◆ **Available data**:
+++++
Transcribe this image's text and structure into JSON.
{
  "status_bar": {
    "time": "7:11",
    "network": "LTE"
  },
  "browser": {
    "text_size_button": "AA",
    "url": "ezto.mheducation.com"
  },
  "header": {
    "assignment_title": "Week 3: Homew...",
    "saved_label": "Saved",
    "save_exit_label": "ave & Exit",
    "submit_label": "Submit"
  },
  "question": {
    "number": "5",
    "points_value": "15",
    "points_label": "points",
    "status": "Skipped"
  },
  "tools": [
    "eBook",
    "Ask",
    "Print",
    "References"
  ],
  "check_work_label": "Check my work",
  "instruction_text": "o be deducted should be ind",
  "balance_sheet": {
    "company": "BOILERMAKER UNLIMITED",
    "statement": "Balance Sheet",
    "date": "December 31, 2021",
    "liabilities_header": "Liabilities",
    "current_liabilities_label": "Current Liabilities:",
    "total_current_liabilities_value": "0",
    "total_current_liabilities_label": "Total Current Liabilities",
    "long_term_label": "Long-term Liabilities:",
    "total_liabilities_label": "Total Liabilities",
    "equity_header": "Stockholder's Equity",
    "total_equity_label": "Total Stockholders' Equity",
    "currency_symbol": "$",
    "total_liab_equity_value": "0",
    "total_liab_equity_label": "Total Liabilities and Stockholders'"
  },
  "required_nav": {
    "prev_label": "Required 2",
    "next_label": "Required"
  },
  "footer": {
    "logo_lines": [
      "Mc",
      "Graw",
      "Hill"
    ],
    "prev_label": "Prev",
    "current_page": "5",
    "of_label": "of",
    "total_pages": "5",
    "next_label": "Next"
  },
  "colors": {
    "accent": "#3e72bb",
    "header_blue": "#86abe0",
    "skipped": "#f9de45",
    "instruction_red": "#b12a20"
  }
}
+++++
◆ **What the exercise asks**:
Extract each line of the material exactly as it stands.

◆ **Output for this task**:
Transcribe this image's text and structure into JSON.
{
  "status_bar": {
    "time": "7:11",
    "network": "LTE"
  },
  "browser": {
    "text_size_button": "AA",
    "url": "ezto.mheducation.com"
  },
  "header": {
    "assignment_title": "Week 3: Homew...",
    "saved_label": "Saved",
    "save_exit_label": "ave & Exit",
    "submit_label": "Submit"
  },
  "question": {
    "number": "5",
    "points_value": "15",
    "points_label": "points",
    "status": "Skipped"
  },
  "tools": [
    "eBook",
    "Ask",
    "Print",
    "References"
  ],
  "check_work_label": "Check my work",
  "instruction_text": "o be deducted should be ind",
  "balance_sheet": {
    "company": "BOILERMAKER UNLIMITED",
    "statement": "Balance Sheet",
    "date": "December 31, 2021",
    "liabilities_header": "Liabilities",
    "current_liabilities_label": "Current Liabilities:",
    "total_current_liabilities_value": "0",
    "total_current_liabilities_label": "Total Current Liabilities",
    "long_term_label": "Long-term Liabilities:",
    "total_liabilities_label": "Total Liabilities",
    "equity_header": "Stockholder's Equity",
    "total_equity_label": "Total Stockholders' Equity",
    "currency_symbol": "$",
    "total_liab_equity_value": "0",
    "total_liab_equity_label": "Total Liabilities and Stockholders'"
  },
  "required_nav": {
    "prev_label": "Required 2",
    "next_label": "Required"
  },
  "footer": {
    "logo_lines": [
      "Mc",
      "Graw",
      "Hill"
    ],
    "prev_label": "Prev",
    "current_page": "5",
    "of_label": "of",
    "total_pages": "5",
    "next_label": "Next"
  },
  "colors": {
    "accent": "#3e72bb",
    "header_blue": "#86abe0",
    "skipped": "#f9de45",
    "instruction_red": "#b12a20"
  }
}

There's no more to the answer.